Go through the records and set each one down exactly, skipping any picture.

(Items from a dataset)
>>>>>
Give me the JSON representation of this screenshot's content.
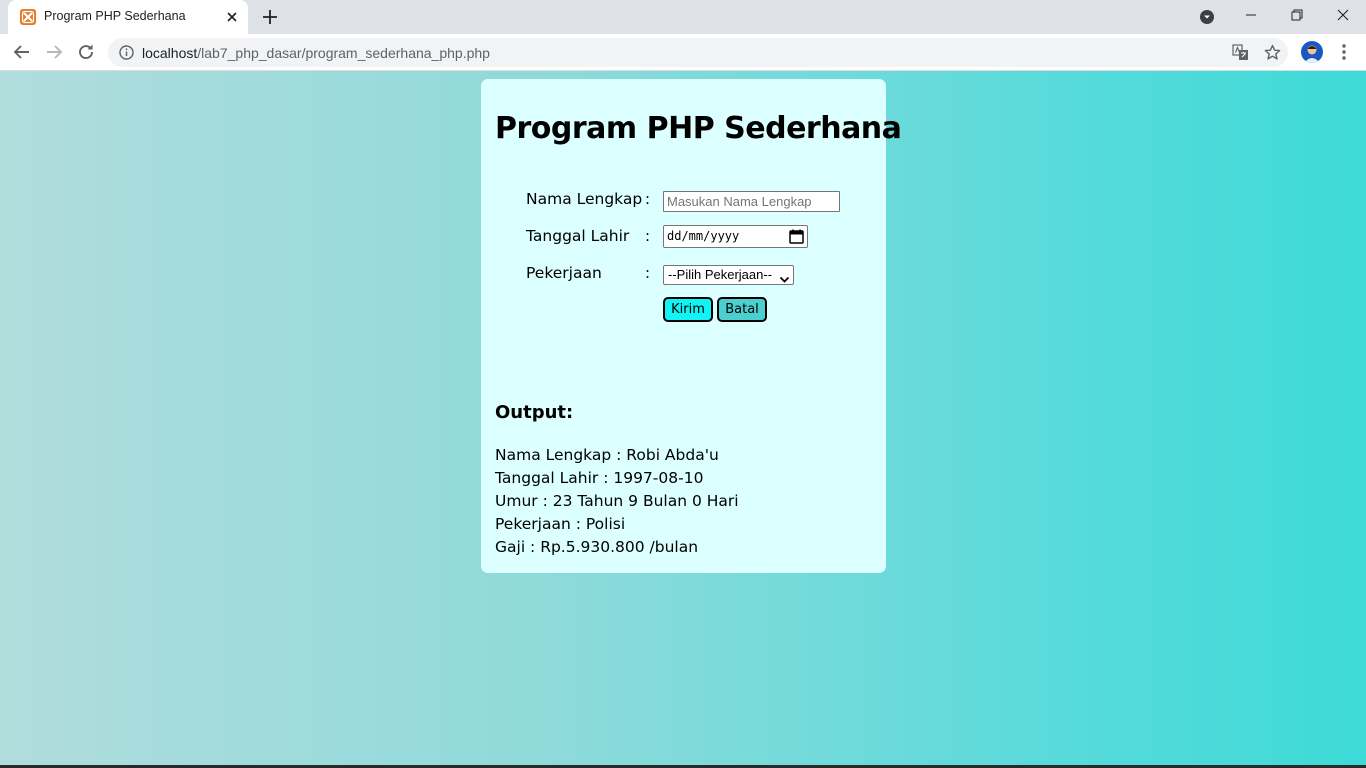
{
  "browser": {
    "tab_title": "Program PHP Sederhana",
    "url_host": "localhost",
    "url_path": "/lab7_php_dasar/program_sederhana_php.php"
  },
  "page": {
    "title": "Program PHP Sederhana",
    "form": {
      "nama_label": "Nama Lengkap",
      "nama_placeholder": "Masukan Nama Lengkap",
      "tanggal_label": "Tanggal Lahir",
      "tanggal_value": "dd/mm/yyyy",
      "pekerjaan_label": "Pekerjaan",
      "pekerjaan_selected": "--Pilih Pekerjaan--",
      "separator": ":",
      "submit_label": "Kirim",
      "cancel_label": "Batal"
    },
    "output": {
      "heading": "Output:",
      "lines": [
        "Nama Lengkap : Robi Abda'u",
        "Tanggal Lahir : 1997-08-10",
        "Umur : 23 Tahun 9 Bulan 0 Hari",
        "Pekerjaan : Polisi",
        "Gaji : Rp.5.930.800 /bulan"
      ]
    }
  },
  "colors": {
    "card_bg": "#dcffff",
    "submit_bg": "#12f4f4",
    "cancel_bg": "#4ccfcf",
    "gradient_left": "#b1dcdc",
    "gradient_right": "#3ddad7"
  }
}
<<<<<
SOLUTION TO THIS EXERCISE ::
Give me the JSON representation of this screenshot's content.
{
  "browser": {
    "tab_title": "Program PHP Sederhana",
    "url_host": "localhost",
    "url_path": "/lab7_php_dasar/program_sederhana_php.php"
  },
  "page": {
    "title": "Program PHP Sederhana",
    "form": {
      "nama_label": "Nama Lengkap",
      "nama_placeholder": "Masukan Nama Lengkap",
      "tanggal_label": "Tanggal Lahir",
      "tanggal_value": "dd/mm/yyyy",
      "pekerjaan_label": "Pekerjaan",
      "pekerjaan_selected": "--Pilih Pekerjaan--",
      "separator": ":",
      "submit_label": "Kirim",
      "cancel_label": "Batal"
    },
    "output": {
      "heading": "Output:",
      "lines": [
        "Nama Lengkap : Robi Abda'u",
        "Tanggal Lahir : 1997-08-10",
        "Umur : 23 Tahun 9 Bulan 0 Hari",
        "Pekerjaan : Polisi",
        "Gaji : Rp.5.930.800 /bulan"
      ]
    }
  },
  "colors": {
    "card_bg": "#dcffff",
    "submit_bg": "#12f4f4",
    "cancel_bg": "#4ccfcf",
    "gradient_left": "#b1dcdc",
    "gradient_right": "#3ddad7"
  }
}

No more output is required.